The purpose of this study is to assess the value of internal mammary node irradiation (IMNI) in patients receiving postoperative radiotherapy after neoadjuvant chemotherapy (NAC) using modern systemic therapy. Between 2001 and 2009, 521 consecutive patients with clinical stage II–III breast cancer received NAC and postoperative radiotherapy. With a consistent policy, the treating radiation oncologist either included (N = 284) or excluded (N = 237) the internal mammary node in the treatment volume. Anthracycline- and taxane-based chemotherapy was provided to 482 (92.5 %) patients. To account for the unbalanced characteristics between the two groups, we performed propensity score matching and covariate adjustment using the propensity score. The median follow-up duration was 71 months (range 31–153 months). The 5-year disease-free survival (DFS) with and without IMNI was 81.8 and 72.7 %, respectively (p = 0.019). The benefit of IMNI varied according to patient characteristics such that it was more apparent in patients with N1–2 disease, inner/central location, and triple-negative subtype. After adjusting for all potential confounding variables, IMNI was independently associated with improved DFS (p = 0.049). The significant effect of IMNI on DFS was sustained after propensity score matching (p = 0.040) and covariate adjustment using the propensity score (p = 0.048). Symptomatic radiation pneumonitis developed in 9 (3.2 %) patients receiving IMNI. Our results indicated that IMNI was associated with a significant improvement in DFS with low toxicity rate for breast cancer patients receiving NAC. Further prospective studies are warranted to confirm the effect of IMNI in the NAC setting.

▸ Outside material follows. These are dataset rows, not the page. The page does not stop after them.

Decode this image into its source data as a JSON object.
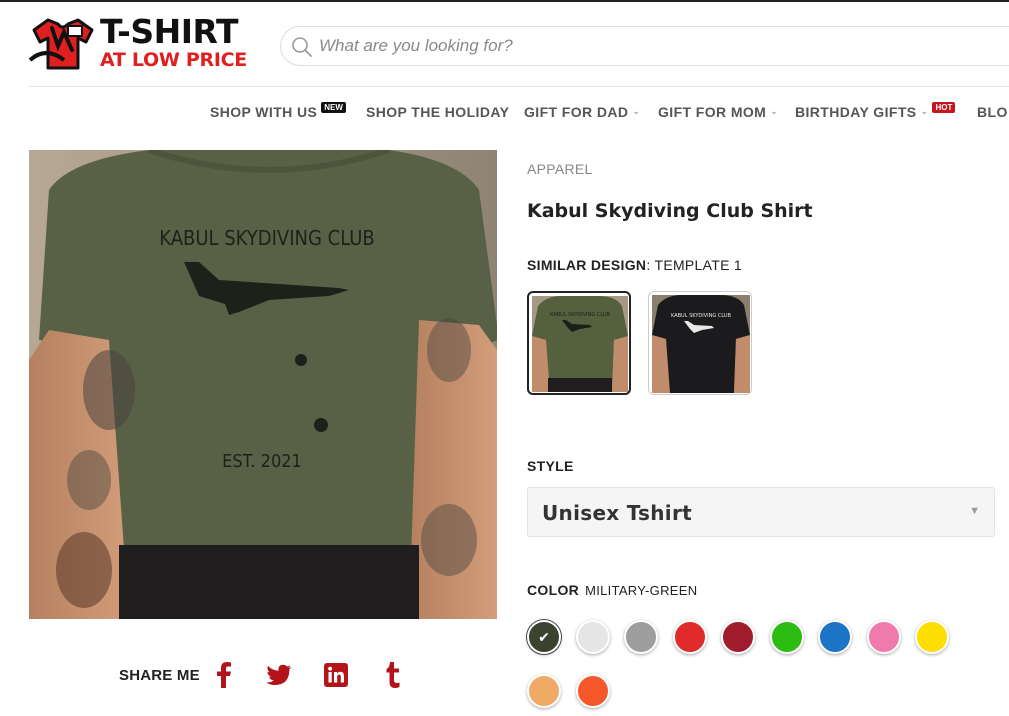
{
  "brand": {
    "logo_line1": "T-SHIRT",
    "logo_line2": "AT LOW PRICE",
    "logo_icon": "tshirt-logo-icon"
  },
  "search": {
    "placeholder": "What are you looking for?",
    "icon": "search-icon"
  },
  "nav": {
    "items": [
      {
        "label": "SHOP WITH US",
        "badge": "NEW",
        "dropdown": false
      },
      {
        "label": "SHOP THE HOLIDAY",
        "dropdown": false
      },
      {
        "label": "GIFT FOR DAD",
        "dropdown": true
      },
      {
        "label": "GIFT FOR MOM",
        "dropdown": true
      },
      {
        "label": "BIRTHDAY GIFTS",
        "dropdown": true,
        "badge": "HOT"
      },
      {
        "label": "BLO",
        "dropdown": false
      }
    ]
  },
  "product": {
    "category": "APPAREL",
    "title": "Kabul Skydiving Club Shirt",
    "print_line1": "KABUL SKYDIVING CLUB",
    "print_line2": "EST. 2021",
    "similar_label": "SIMILAR DESIGN",
    "similar_value": "TEMPLATE 1",
    "thumbnails": [
      {
        "shirt_color": "#55603f",
        "print_color": "#1c1f18",
        "selected": true
      },
      {
        "shirt_color": "#1b1b1d",
        "print_color": "#e8e8e8",
        "selected": false
      }
    ],
    "style_label": "STYLE",
    "style_value": "Unisex Tshirt",
    "color_label": "COLOR",
    "color_value": "MILITARY-GREEN",
    "swatches": [
      {
        "name": "military-green",
        "hex": "#3c4230",
        "selected": true
      },
      {
        "name": "white",
        "hex": "#e5e5e5",
        "selected": false
      },
      {
        "name": "grey",
        "hex": "#9e9e9e",
        "selected": false
      },
      {
        "name": "red",
        "hex": "#e12a2a",
        "selected": false
      },
      {
        "name": "maroon",
        "hex": "#a01c2c",
        "selected": false
      },
      {
        "name": "green",
        "hex": "#2dbd12",
        "selected": false
      },
      {
        "name": "blue",
        "hex": "#1d74c6",
        "selected": false
      },
      {
        "name": "pink",
        "hex": "#f07aae",
        "selected": false
      },
      {
        "name": "yellow",
        "hex": "#fedd00",
        "selected": false
      },
      {
        "name": "orange",
        "hex": "#eeaa66",
        "selected": false
      },
      {
        "name": "orange-red",
        "hex": "#f5572a",
        "selected": false
      }
    ]
  },
  "share": {
    "label": "SHARE ME",
    "icons": [
      "facebook-icon",
      "twitter-icon",
      "linkedin-icon",
      "tumblr-icon"
    ],
    "icon_color": "#b3141b"
  }
}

All Science Journal Classification (ASJC) codes
- Cancer Research